“He said we’d be wasting our money. We trusted him.”
The family settled in; eventually took out a traditional loan; and expected to enjoy their piece of the country until a storm blew through.
“The toilets bubble when it rains,” Hazzard explained.
That’s not the only problem. As they noticed more issues, the couple hired an engineer to inspect the property. That inspection revealed the roof doesn’t meet code. The stone facade is improperly installed. The plumbing, electrical, and HVAC are all wrong. The foundation is sloping incorrectly.
“That’s why our floors are rotting,” she explained.

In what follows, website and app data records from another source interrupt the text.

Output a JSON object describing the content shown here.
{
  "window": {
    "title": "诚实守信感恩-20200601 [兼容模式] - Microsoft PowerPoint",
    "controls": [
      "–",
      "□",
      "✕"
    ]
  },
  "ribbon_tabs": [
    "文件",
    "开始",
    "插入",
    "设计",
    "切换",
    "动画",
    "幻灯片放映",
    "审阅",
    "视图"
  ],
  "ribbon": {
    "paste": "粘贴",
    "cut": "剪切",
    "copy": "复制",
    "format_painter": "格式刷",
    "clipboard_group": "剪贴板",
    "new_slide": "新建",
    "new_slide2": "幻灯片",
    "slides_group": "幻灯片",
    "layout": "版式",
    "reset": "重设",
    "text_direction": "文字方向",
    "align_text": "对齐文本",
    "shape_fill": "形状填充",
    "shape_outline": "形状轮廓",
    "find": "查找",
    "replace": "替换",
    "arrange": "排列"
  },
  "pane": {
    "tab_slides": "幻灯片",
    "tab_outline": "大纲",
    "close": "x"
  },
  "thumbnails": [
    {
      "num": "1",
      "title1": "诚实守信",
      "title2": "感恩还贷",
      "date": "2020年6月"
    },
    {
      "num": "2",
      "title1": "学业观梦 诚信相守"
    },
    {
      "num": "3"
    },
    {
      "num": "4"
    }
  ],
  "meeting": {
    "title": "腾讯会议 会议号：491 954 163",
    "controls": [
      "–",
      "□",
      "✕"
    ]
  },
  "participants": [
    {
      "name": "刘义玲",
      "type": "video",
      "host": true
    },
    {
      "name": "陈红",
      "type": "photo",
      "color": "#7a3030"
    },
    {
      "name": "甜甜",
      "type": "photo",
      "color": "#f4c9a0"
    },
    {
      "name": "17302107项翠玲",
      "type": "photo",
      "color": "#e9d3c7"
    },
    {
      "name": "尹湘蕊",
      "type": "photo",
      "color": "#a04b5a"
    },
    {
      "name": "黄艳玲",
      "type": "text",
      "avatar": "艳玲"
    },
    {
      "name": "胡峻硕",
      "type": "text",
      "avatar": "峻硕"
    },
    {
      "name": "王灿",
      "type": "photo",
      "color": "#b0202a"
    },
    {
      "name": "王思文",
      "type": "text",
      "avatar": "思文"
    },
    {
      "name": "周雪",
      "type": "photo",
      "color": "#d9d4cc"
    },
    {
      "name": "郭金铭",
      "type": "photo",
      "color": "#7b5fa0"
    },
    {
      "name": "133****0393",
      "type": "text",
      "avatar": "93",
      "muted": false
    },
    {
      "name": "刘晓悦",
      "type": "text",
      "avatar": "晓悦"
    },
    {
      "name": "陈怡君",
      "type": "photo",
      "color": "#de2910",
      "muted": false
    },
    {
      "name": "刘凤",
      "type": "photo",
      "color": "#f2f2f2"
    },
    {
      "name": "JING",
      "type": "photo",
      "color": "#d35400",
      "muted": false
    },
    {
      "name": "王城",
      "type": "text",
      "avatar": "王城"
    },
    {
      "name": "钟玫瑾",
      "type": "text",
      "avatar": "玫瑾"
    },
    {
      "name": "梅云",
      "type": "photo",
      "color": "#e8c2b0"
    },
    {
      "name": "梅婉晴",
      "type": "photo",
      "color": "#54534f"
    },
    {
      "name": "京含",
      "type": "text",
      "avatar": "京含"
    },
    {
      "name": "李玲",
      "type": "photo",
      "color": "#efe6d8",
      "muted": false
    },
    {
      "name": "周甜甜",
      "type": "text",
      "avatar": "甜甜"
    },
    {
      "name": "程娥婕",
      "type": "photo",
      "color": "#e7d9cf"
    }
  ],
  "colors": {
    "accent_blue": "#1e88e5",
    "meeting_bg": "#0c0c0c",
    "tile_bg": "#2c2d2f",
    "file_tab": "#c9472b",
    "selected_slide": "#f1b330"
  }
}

The house the family paid $285,000 for is actually worthless. Now the family is suing the builder, Freddie Myers.
“He looked us straight in the eye and lied to us,” Hazzard claims.
That’s why the family called Collett.
Through a Count On 2 investigation, Dorchester County records revealed the only permit pulled for the property was for a barn. The county never inspected the home nor issued a Certificate of Occupancy, although the county collected property tax from the Hazzards on a $283,000 home each year since 2013. After the county reassessed the property, in 2018, they valued it at $40,000.
The county won’t answer questions about how a home that had never been inspected was in county records and taxes were being levied on it.
A spokesperson said the county couldn’t comment because of the pending lawsuit.
But county records revealed Freddie Myers was fined and issued a Stop Work Order for building the house in 2005 while he was building the barn.
“They stopped there,” Hazzard told Rebecca Collett. “They never followed up on it.”
Closing attorney Dixon Pearce says home buyers should request a property’s history in the MLS and in county records. He says even with newly built homes, homeowners should get a quality inspection.
An inspection can reveal poor workmanship or even spot issues county or city employees miss, he explained.
Since the home was initially financed by Freddie Myers, the Hazzards say their second mortgage didn’t require a home inspection either. The loan was based on county records, we now know were wrong.
Inspectors recently condemned the home, but the family still owes $230,000.
The county refunded the years of property taxes the Hazzards had paid.
Freddie Myers’ attorney did not respond to multiple requests for comment as part of this story.
In a response to the pending lawsuit to the court, Myers denied the allegations and says, even if there were issues, the statute of limitations is up.